Edit: if i think correct they think like this \(\displaystyle T(1)=T(x^0)=(2x-1)^0=1\)
Regards,
\(\displaystyle |\pi\rangle\)
 
Last edited:

Klaas van Aarsen

MHB Seeker
Staff member
Mar 5, 2012
8,774
Hello,
this is something basic I have hard to understand and would like to have help!:)
this is a exemple from My book and I Dont understand the input!
"Let \(\displaystyle T: P_2->P_2\) be the linear transformation defines by \(\displaystyle T(P(x))=p(2x-1)\)
I Dont understand how this work
\(\displaystyle T(1)=1, T(x)=2x-1, T(x^2)=(2x-1)^2\)
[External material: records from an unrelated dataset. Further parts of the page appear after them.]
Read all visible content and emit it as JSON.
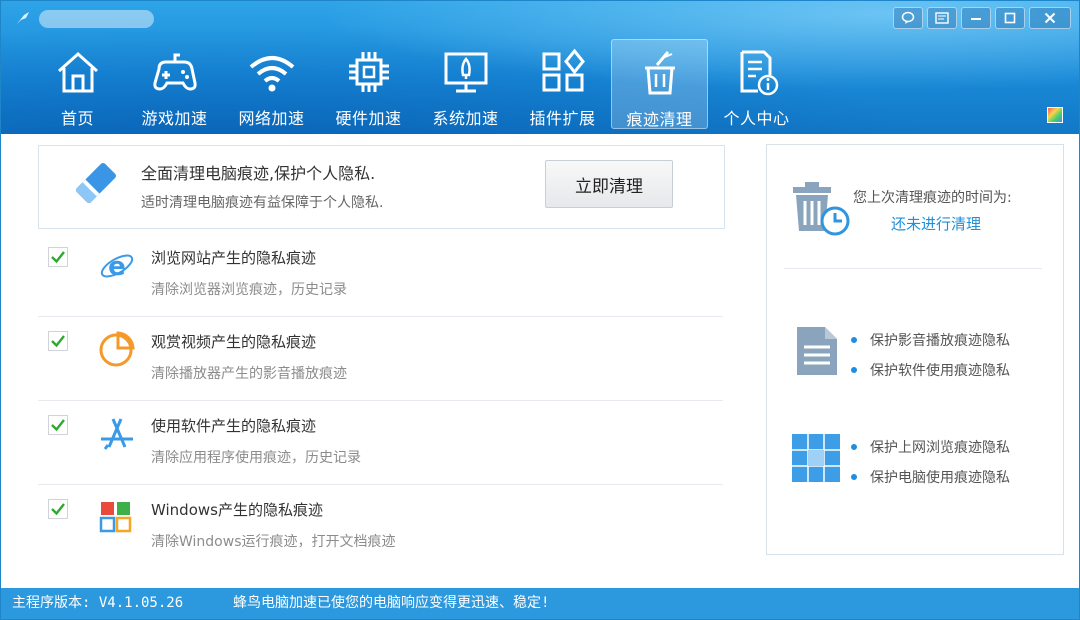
{
  "window": {
    "title_redacted": true
  },
  "nav": {
    "items": [
      {
        "label": "首页",
        "icon": "home-icon"
      },
      {
        "label": "游戏加速",
        "icon": "gamepad-icon"
      },
      {
        "label": "网络加速",
        "icon": "wifi-icon"
      },
      {
        "label": "硬件加速",
        "icon": "chip-icon"
      },
      {
        "label": "系统加速",
        "icon": "monitor-rocket-icon"
      },
      {
        "label": "插件扩展",
        "icon": "plugin-grid-icon"
      },
      {
        "label": "痕迹清理",
        "icon": "trash-broom-icon",
        "active": true
      },
      {
        "label": "个人中心",
        "icon": "document-info-icon"
      }
    ]
  },
  "banner": {
    "title": "全面清理电脑痕迹,保护个人隐私.",
    "subtitle": "适时清理电脑痕迹有益保障于个人隐私.",
    "button": "立即清理"
  },
  "items": [
    {
      "title": "浏览网站产生的隐私痕迹",
      "desc": "清除浏览器浏览痕迹，历史记录",
      "checked": true,
      "icon": "ie-browser-icon"
    },
    {
      "title": "观赏视频产生的隐私痕迹",
      "desc": "清除播放器产生的影音播放痕迹",
      "checked": true,
      "icon": "pie-chart-icon"
    },
    {
      "title": "使用软件产生的隐私痕迹",
      "desc": "清除应用程序使用痕迹，历史记录",
      "checked": true,
      "icon": "app-store-icon"
    },
    {
      "title": "Windows产生的隐私痕迹",
      "desc": "清除Windows运行痕迹，打开文档痕迹",
      "checked": true,
      "icon": "windows-logo-icon"
    }
  ],
  "right": {
    "last_label": "您上次清理痕迹的时间为:",
    "last_value": "还未进行清理",
    "group1": [
      "保护影音播放痕迹隐私",
      "保护软件使用痕迹隐私"
    ],
    "group2": [
      "保护上网浏览痕迹隐私",
      "保护电脑使用痕迹隐私"
    ]
  },
  "status": {
    "version": "主程序版本: V4.1.05.26",
    "message": "蜂鸟电脑加速已使您的电脑响应变得更迅速、稳定!"
  },
  "colors": {
    "accent": "#1f8fd8",
    "header": "#1a8ad8",
    "check": "#2fa82f"
  }
}
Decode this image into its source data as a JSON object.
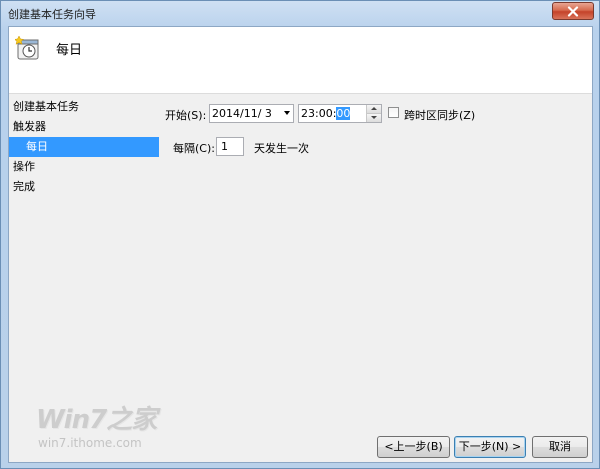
{
  "window": {
    "title": "创建基本任务向导"
  },
  "header": {
    "title": "每日",
    "icon": "clock-icon"
  },
  "steps": [
    {
      "label": "创建基本任务"
    },
    {
      "label": "触发器"
    },
    {
      "label": "每日"
    },
    {
      "label": "操作"
    },
    {
      "label": "完成"
    }
  ],
  "form": {
    "start_label": "开始(S):",
    "date_value": "2014/11/ 3",
    "time_value_prefix": "23:00:",
    "time_value_selected": "00",
    "sync_timezone_label": "跨时区同步(Z)",
    "sync_timezone_checked": false,
    "recur_label": "每隔(C):",
    "recur_value": "1",
    "recur_suffix": "天发生一次"
  },
  "watermark": {
    "brand": "Win7之家",
    "url": "win7.ithome.com"
  },
  "buttons": {
    "back": "<上一步(B)",
    "next": "下一步(N) >",
    "cancel": "取消"
  },
  "colors": {
    "selection": "#3399ff",
    "close_button": "#c4432a"
  }
}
Regards,
\(\displaystyle |\pi\rangle\)
Hi Petrus!

I suspect that should be \(\displaystyle T(P(x))=P(2x-1)\).

If so, then for your first example, you would have P(x)=1.
So T(P(x)) = T(1).
And P(2x-1) = 1.
Therefore T(1) = 1.

In the second example, you would have P(x)=x.
So T(P(x)) = T(x).
And P(2x-1)=2x-1.
Therefore T(x) = 2x-1.

In the third example. you would have $P(x)=x^2$.
So $T(P(x)) = T(x^2)$.
And $P(2x-1) = (2x-1)^2$.
Therefore $T(x^2) = (2x-1)^2$.
 

Petrus

Well-known member
Feb 21, 2013
739
Hi Petrus!

I suspect that should be \(\displaystyle T(P(x))=P(2x-1)\).

If so, then for your first example, you would have P(x)=1.
So T(P(x)) = T(1).
And P(2x-1) = 1.
Therefore T(1) = 1.

In the second example, you would have P(x)=x.
So T(P(x)) = T(x).
And P(2x-1)=2x-1.
Therefore T(x) = 2x-1.

In the third example. you would have $P(x)=x^2$.
So $T(P(x)) = T(x^2)$.
And $P(2x-1) = (2x-1)^2$.
Therefore $T(x^2) = (2x-1)^2$.
Thank you! Evrything is clear now! Have a nice day!:)
By the way your suspect is correct!;)
Regards,
\(\displaystyle |\pi\rangle\)